It's easy to see gin behind this trend, where its blank canvas appeal has been imprinted with all manner of creativity from innovative serves, to packaging design (see our Harpers Design Awards 2016 winner, Isle of Harris Gin) and weird and wonderful botanical combinations.

With gin's undeniable pulling power, there are also signs of the spirits' category benefitting by association.

As Patrico observed: "Gin increased its popularity this Christmas and is reinventing itself, becoming more and more fashionable both in the on and off-trade. Purchase interactions with dark spirits such as whiskies got stronger over key events suggesting a gifting element into this gin's growth. Surely dark spirits have something to learn from gin."

Gin at the moment is in the enviable position of being at the forefront of this thirst for quality spirits from premium to super premium and beyond, (aside: how many 'supers' can the category keep adding?)

But as well as its purity, producers wanting to put their stamp on this category will lead to continuing diversification within the category. 

This has caused some murmurs to be heard from some corners of the trade.

Gin 2016

Gin continues to be the headline-stealer of the spirits category.

In the WSTA's Q1 2017 market report, gin was the standout performer in terms of off-trade growth, with double-digit numbers in all areas.

Volume sales were up 12% and value 14% (£455m) for the 12 months to December 31, 2016.

For the same period in the on-trade, sales of gin were even more impressive, up 12% in volume and 17% value to £639m.

Its growth is stark in comparison to the category leader, vodka, which fell 1% in volume in the on-trade, and rose 1% in value (£1,879m). 


In Devon, the co-founders of Salcombe Gin have just launched a gin school - which has been billed as the first of its kind in the South West.

Echoing the ambitions of London's four-storey Ginstitute, the school offers education for bar staff and sales teams as well as offering gin fans the opportunity to play distiller at copper mini-stills and to develop their very own 70cl bottle.

As gin continues to boom, it is to be expected that we might see more of these establishments opening up across the UK as the demand for gin education and tourism grows alongside the thirst for premium and super premium spirits.

Howard Davies, co-founder of Salcombe Distilling Co. is convinced that education is crucial in maintaining gin's quality reputation.

One aspect that threatens this, he says, is the race to incorporate stand-out botanicals which will capture the attention of consumers but overpower the juniper - gin's key botanical.

"The temptation in the category is to try to make something left field, and it doesn't really work," said Davies.

"It comes down to having a good mix of botanicals which work well and compliment each other.
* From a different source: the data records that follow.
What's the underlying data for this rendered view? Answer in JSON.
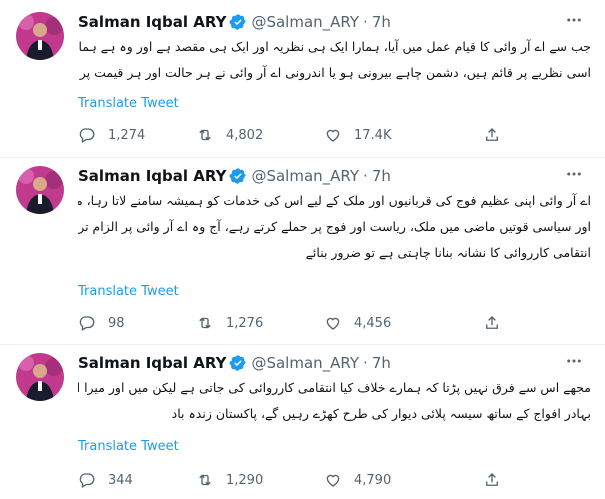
{
  "tweets": [
    {
      "name": "Salman Iqbal ARY",
      "handle": "@Salman_ARY",
      "separator": "·",
      "time": "7h",
      "lines": [
        "جب سے اے آر وائی کا قیام عمل میں آیا، ہمارا ایک ہی نظریہ اور ایک ہی مقصد ہے اور وہ ہے ہمارا عظیم وطن پاکستان، ہم آج بھی",
        "اسی نظریے پر قائم ہیں، دشمن چاہے بیرونی ہو یا اندرونی اے آر وائی نے ہر حالت اور ہر قیمت پر اپنے ملک اور افواج کا دفاع کیا"
      ],
      "translate": "Translate Tweet",
      "replies": "1,274",
      "retweets": "4,802",
      "likes": "17.4K"
    },
    {
      "name": "Salman Iqbal ARY",
      "handle": "@Salman_ARY",
      "separator": "·",
      "time": "7h",
      "lines": [
        "اے آر وائی اپنی عظیم فوج کی قربانیوں اور ملک کے لیے اس کی خدمات کو ہمیشہ سامنے لاتا رہا، میں حیران ہوں کہ جو نااہل",
        "اور سیاسی قوتیں ماضی میں ملک، ریاست اور فوج پر حملے کرتے رہے، آج وہ اے آر وائی پر الزام تراشی کر رہی ہیں، حکومت ہمیں سیاسی",
        "انتقامی کارروائی کا نشانہ بنانا چاہتی ہے تو ضرور بنائے"
      ],
      "translate": "Translate Tweet",
      "replies": "98",
      "retweets": "1,276",
      "likes": "4,456"
    },
    {
      "name": "Salman Iqbal ARY",
      "handle": "@Salman_ARY",
      "separator": "·",
      "time": "7h",
      "lines": [
        "مجھے اس سے فرق نہیں پڑتا کہ ہمارے خلاف کیا انتقامی کارروائی کی جاتی ہے لیکن میں اور میرا ادارہ اپنے عظیم وطن اور اپنی",
        "بہادر افواج کے ساتھ سیسہ پلائی دیوار کی طرح کھڑے رہیں گے، پاکستان زندہ باد"
      ],
      "translate": "Translate Tweet",
      "replies": "344",
      "retweets": "1,290",
      "likes": "4,790"
    }
  ],
  "icons": {
    "verified": "verified-badge-icon",
    "more": "more-dots-icon",
    "reply": "reply-icon",
    "retweet": "retweet-icon",
    "like": "like-heart-icon",
    "share": "share-icon"
  },
  "colors": {
    "accent": "#1d9bf0",
    "secondary": "#536471",
    "avatar_bg": "#c23a8e"
  }
}
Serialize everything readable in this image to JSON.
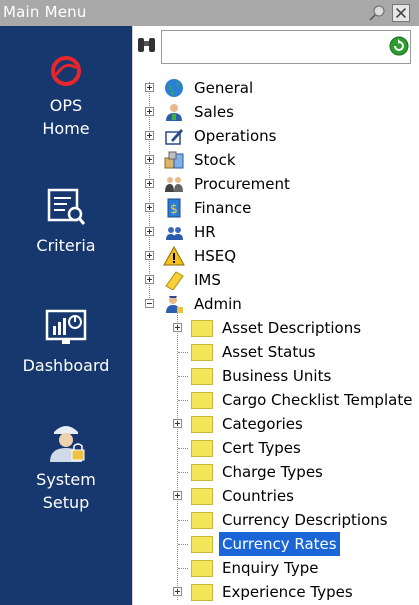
{
  "window": {
    "title": "Main Menu"
  },
  "sidebar": {
    "items": [
      {
        "label": "OPS\nHome",
        "line1": "OPS",
        "line2": "Home",
        "icon": "ops-logo-icon"
      },
      {
        "label": "Criteria",
        "icon": "criteria-search-icon"
      },
      {
        "label": "Dashboard",
        "icon": "dashboard-chart-icon"
      },
      {
        "label": "System Setup",
        "line1": "System",
        "line2": "Setup",
        "icon": "admin-user-lock-icon"
      }
    ]
  },
  "search": {
    "value": "",
    "placeholder": ""
  },
  "tree": {
    "top_items": [
      {
        "label": "General",
        "icon": "globe-icon"
      },
      {
        "label": "Sales",
        "icon": "sales-icon"
      },
      {
        "label": "Operations",
        "icon": "operations-icon"
      },
      {
        "label": "Stock",
        "icon": "stock-icon"
      },
      {
        "label": "Procurement",
        "icon": "procurement-icon"
      },
      {
        "label": "Finance",
        "icon": "finance-icon"
      },
      {
        "label": "HR",
        "icon": "hr-icon"
      },
      {
        "label": "HSEQ",
        "icon": "warning-icon"
      },
      {
        "label": "IMS",
        "icon": "ims-icon"
      },
      {
        "label": "Admin",
        "icon": "admin-icon"
      }
    ],
    "admin_children": [
      {
        "label": "Asset Descriptions",
        "expandable": true
      },
      {
        "label": "Asset Status",
        "expandable": false
      },
      {
        "label": "Business Units",
        "expandable": false
      },
      {
        "label": "Cargo Checklist Template",
        "expandable": false
      },
      {
        "label": "Categories",
        "expandable": true
      },
      {
        "label": "Cert Types",
        "expandable": false
      },
      {
        "label": "Charge Types",
        "expandable": false
      },
      {
        "label": "Countries",
        "expandable": true
      },
      {
        "label": "Currency Descriptions",
        "expandable": false
      },
      {
        "label": "Currency Rates",
        "expandable": false,
        "selected": true
      },
      {
        "label": "Enquiry Type",
        "expandable": false
      },
      {
        "label": "Experience Types",
        "expandable": true
      }
    ]
  },
  "colors": {
    "sidebar_bg": "#17386e",
    "selection": "#1a66d6",
    "titlebar": "#a8a8a8",
    "folder": "#f4e65a"
  }
}
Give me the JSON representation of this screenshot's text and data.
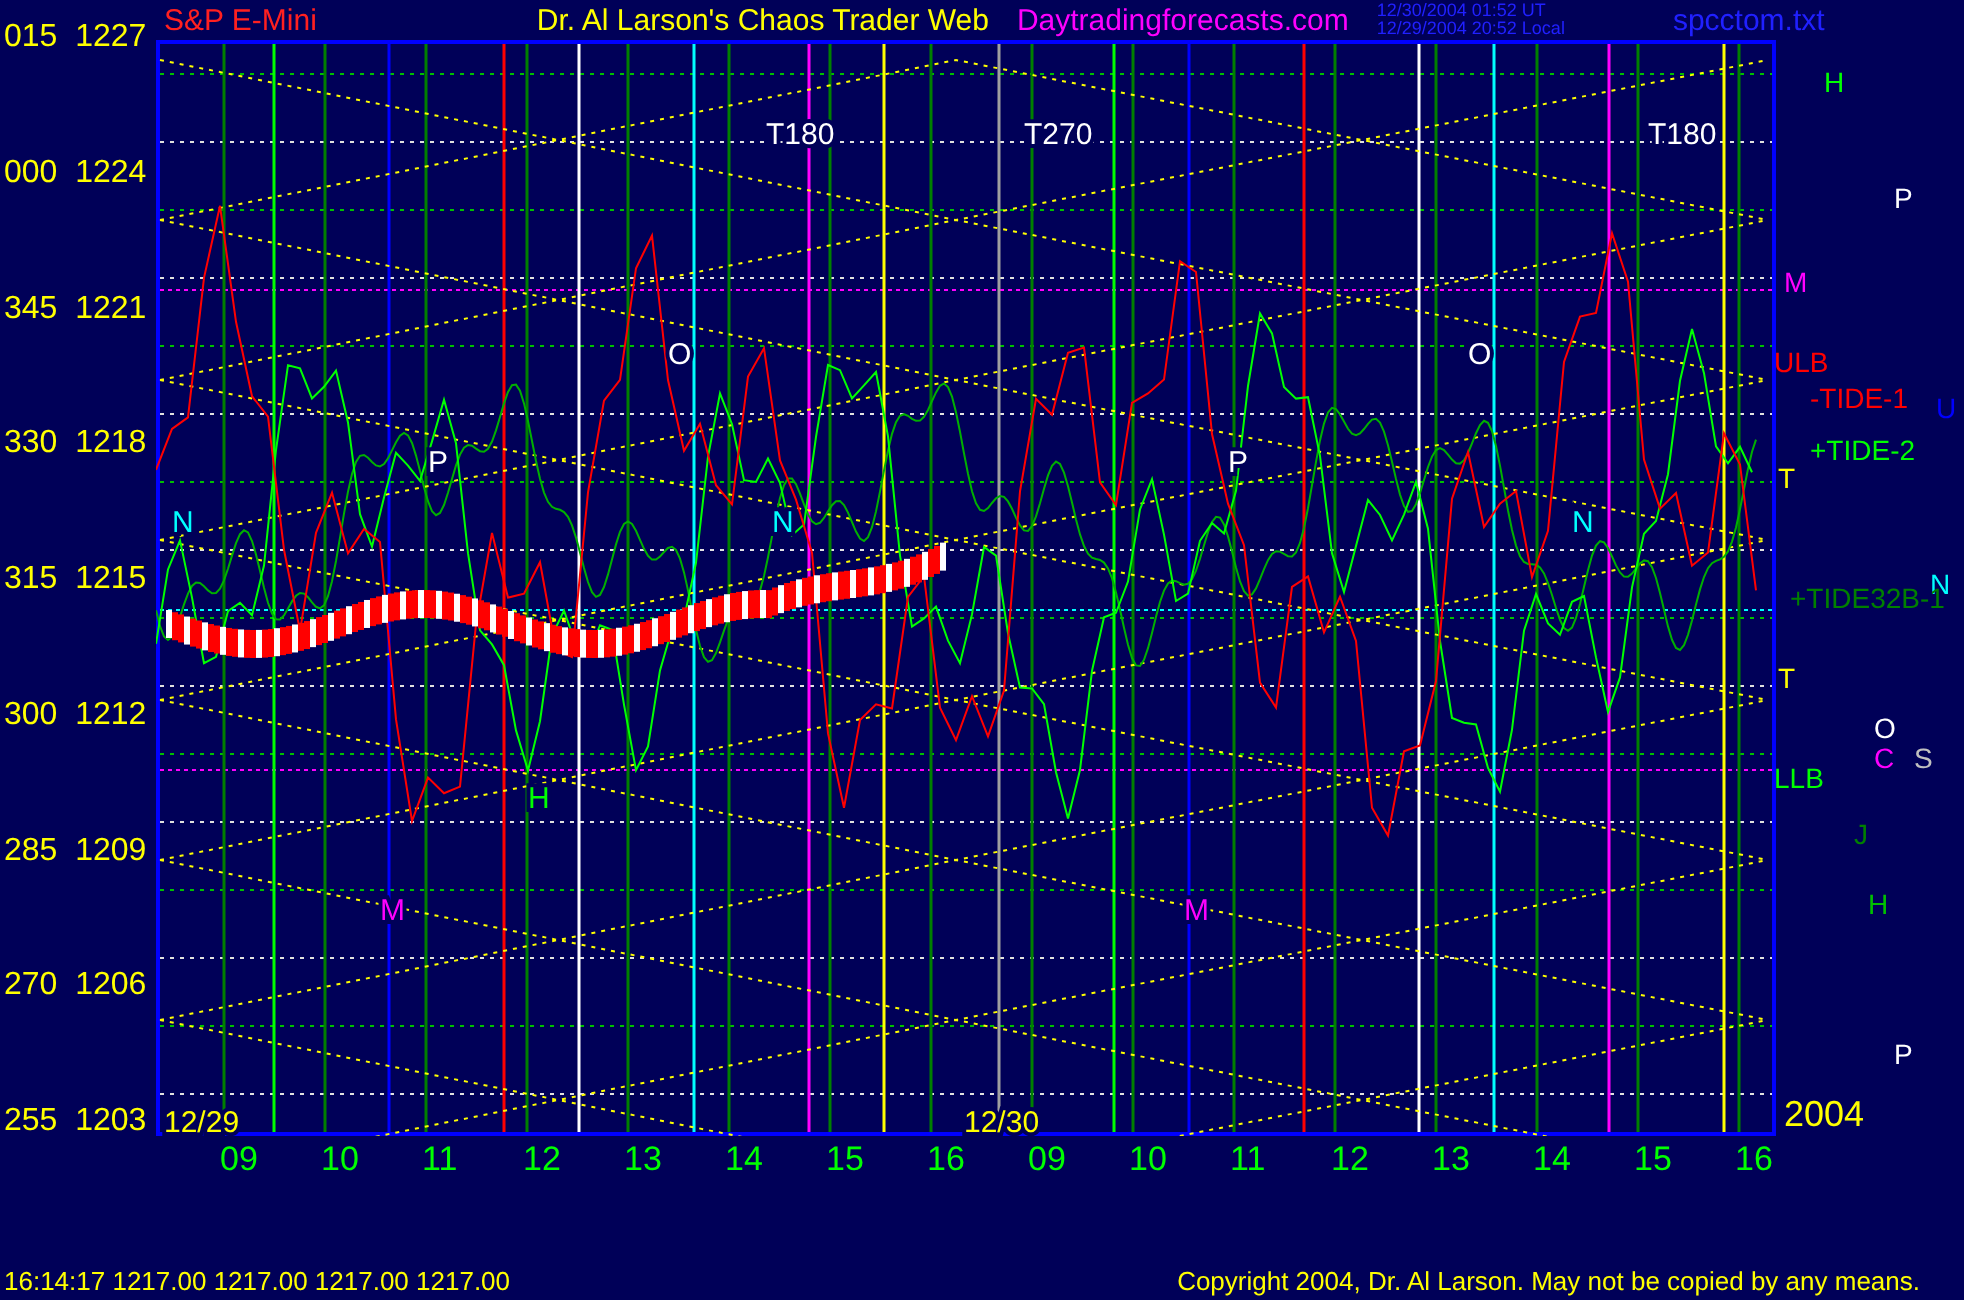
{
  "header": {
    "symbol": "S&P E-Mini",
    "title": "Dr. Al Larson's Chaos Trader Web",
    "site": "Daytradingforecasts.com",
    "time_ut": "12/30/2004 01:52 UT",
    "time_local": "12/29/2004 20:52 Local",
    "file": "spcctom.txt"
  },
  "y_axis": [
    {
      "angle": "015",
      "price": "1227"
    },
    {
      "angle": "000",
      "price": "1224"
    },
    {
      "angle": "345",
      "price": "1221"
    },
    {
      "angle": "330",
      "price": "1218"
    },
    {
      "angle": "315",
      "price": "1215"
    },
    {
      "angle": "300",
      "price": "1212"
    },
    {
      "angle": "285",
      "price": "1209"
    },
    {
      "angle": "270",
      "price": "1206"
    },
    {
      "angle": "255",
      "price": "1203"
    }
  ],
  "x_axis": [
    "09",
    "10",
    "11",
    "12",
    "13",
    "14",
    "15",
    "16",
    "09",
    "10",
    "11",
    "12",
    "13",
    "14",
    "15",
    "16"
  ],
  "chart_labels": [
    {
      "text": "T180",
      "color": "#ffffff"
    },
    {
      "text": "T270",
      "color": "#ffffff"
    },
    {
      "text": "T180",
      "color": "#ffffff"
    },
    {
      "text": "O",
      "color": "#ffffff"
    },
    {
      "text": "O",
      "color": "#ffffff"
    },
    {
      "text": "P",
      "color": "#ffffff"
    },
    {
      "text": "P",
      "color": "#ffffff"
    },
    {
      "text": "N",
      "color": "#00ffff"
    },
    {
      "text": "N",
      "color": "#00ffff"
    },
    {
      "text": "N",
      "color": "#00ffff"
    },
    {
      "text": "H",
      "color": "#00ff00"
    },
    {
      "text": "M",
      "color": "#ff00ff"
    },
    {
      "text": "M",
      "color": "#ff00ff"
    },
    {
      "text": "12/29",
      "color": "#ffff00"
    },
    {
      "text": "12/30",
      "color": "#ffff00"
    }
  ],
  "right_labels": [
    {
      "text": "H",
      "color": "#00ff00"
    },
    {
      "text": "P",
      "color": "#ffffff"
    },
    {
      "text": "M",
      "color": "#ff00ff"
    },
    {
      "text": "ULB",
      "color": "#ff0000"
    },
    {
      "text": "-TIDE-1",
      "color": "#ff0000"
    },
    {
      "text": "U",
      "color": "#0000ff"
    },
    {
      "text": "+TIDE-2",
      "color": "#00ff00"
    },
    {
      "text": "T",
      "color": "#ffff00"
    },
    {
      "text": "N",
      "color": "#00ffff"
    },
    {
      "text": "+TIDE32B-1",
      "color": "#008000"
    },
    {
      "text": "T",
      "color": "#ffff00"
    },
    {
      "text": "O",
      "color": "#ffffff"
    },
    {
      "text": "C",
      "color": "#ff00ff"
    },
    {
      "text": "S",
      "color": "#c0c0c0"
    },
    {
      "text": "LLB",
      "color": "#00ff00"
    },
    {
      "text": "J",
      "color": "#008000"
    },
    {
      "text": "H",
      "color": "#00c000"
    },
    {
      "text": "P",
      "color": "#ffffff"
    },
    {
      "text": "2004",
      "color": "#ffff00"
    }
  ],
  "footer": {
    "quote": "16:14:17  1217.00 1217.00 1217.00 1217.00",
    "copyright": "Copyright 2004, Dr. Al Larson. May not be copied by any means."
  }
}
Some flavours just aren't going to work together and the result is that the gin is course and palatable."

As the dominant botanical, juniper must form between 75-80% of the botanical mix in order to be classified as a gin.

Coriander often follows, with five parts juniper to part coriander being the rule of thumb.
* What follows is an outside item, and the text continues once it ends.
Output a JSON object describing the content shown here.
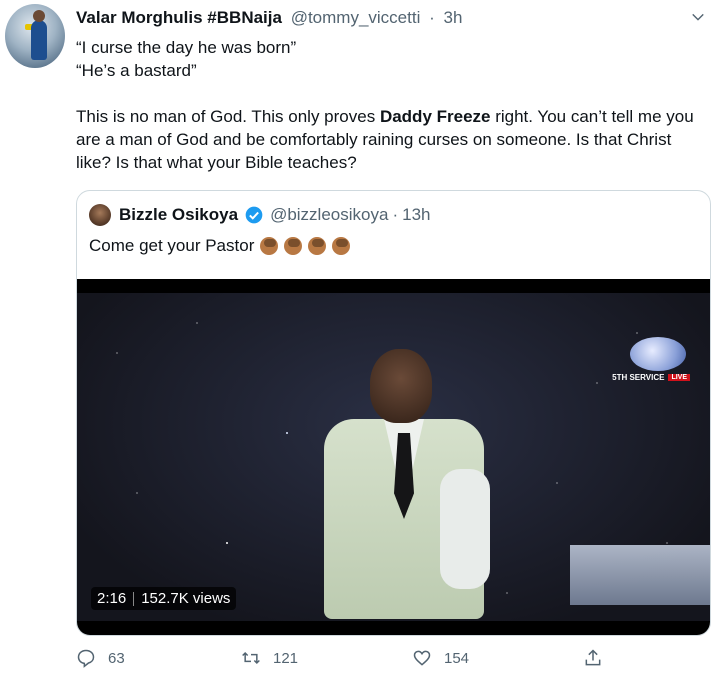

"Then you get into the creative botanicals - we have 13 in our gin," Davies explained.

"Liquorice or cardamon are popular, but we're talking fractions of a gram. For 30g of juniper, you would include maybe 5g of coriander and half gram or less of the others. With cardamom, it's really easy to overpower the other flavours."

Arming a new generation of gin advocates with the knowledge to make well-balanced and harmonious gins is the core of their mission statement - and surely this is something that the category as a whole should aspire to. 

The relaxing of micro-brewery laws in the UK over the past ten years has certainly contributed to its success and allowed a new generation of gin makers to bring their stories to the table.

But as the category inches closer to saturation point, how the category moves forward will increasingly become a balancing act of maintaining quality and sticking to gin's core characteristics, while satisfying the need to come up with a USP.